From the inquiries which I have made I am satisfied that the interrogation of Miss Burke was not of a severe nature.
I am informed that the entire interrogation of this young lady was of a most heartless, severe nature, and that it was carried on in the house in the presence of her invalid mother, her father having been at the time arrested. From what I have been told I am convinced——
The Deputy is now answering the Minister. At Question Time, Ministers' statements may not be replied to. Further supplementary questions may be asked to elucidate matters.
In view of the fact that a neighbour accompanied Miss Burke to the station, could the Minister state whether the neighbour was a woman and if so, was the neighbouring woman allowed to remain in Miss Burke's company during the interrogation or was there any lady present during the interrogation?
I cannot answer the Deputy definitely on that point. I am almost certain the neighbour was a woman, but I am not quite sure.
Am I interpreting the Minister's view correctly in stating that it would be desirable that, when a lady is being interrogated in circumstances such as these, another lady should be present with her?
I believe there was a lady present but I could not say definitely. Miss Burke did not complain of her treatment.
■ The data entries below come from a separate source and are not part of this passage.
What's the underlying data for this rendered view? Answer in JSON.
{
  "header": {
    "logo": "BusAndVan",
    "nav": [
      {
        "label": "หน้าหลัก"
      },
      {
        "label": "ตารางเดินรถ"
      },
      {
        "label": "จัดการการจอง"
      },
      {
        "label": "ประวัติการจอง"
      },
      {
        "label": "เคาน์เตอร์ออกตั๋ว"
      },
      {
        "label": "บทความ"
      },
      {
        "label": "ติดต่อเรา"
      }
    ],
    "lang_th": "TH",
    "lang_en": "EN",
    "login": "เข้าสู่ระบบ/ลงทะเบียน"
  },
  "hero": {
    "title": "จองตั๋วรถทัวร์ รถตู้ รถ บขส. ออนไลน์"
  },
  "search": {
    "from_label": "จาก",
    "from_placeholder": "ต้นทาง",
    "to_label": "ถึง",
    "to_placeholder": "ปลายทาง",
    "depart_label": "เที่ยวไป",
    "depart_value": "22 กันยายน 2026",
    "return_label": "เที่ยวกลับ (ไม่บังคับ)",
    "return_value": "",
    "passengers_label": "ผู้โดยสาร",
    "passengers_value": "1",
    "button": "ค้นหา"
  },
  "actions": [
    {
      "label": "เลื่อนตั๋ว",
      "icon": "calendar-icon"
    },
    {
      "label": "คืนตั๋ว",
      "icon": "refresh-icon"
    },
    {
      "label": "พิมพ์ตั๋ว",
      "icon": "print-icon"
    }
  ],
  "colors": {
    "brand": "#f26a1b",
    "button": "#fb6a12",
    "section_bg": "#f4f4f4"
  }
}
On the contrary, she actually shook hands with the Guards on leaving.
Would the Minister agree with me that as a general principle it would be well that some senior woman should be present when a young lady is being interrogated by the Guards?
Yes, I believe that is what happened in this case but I cannot positively say so.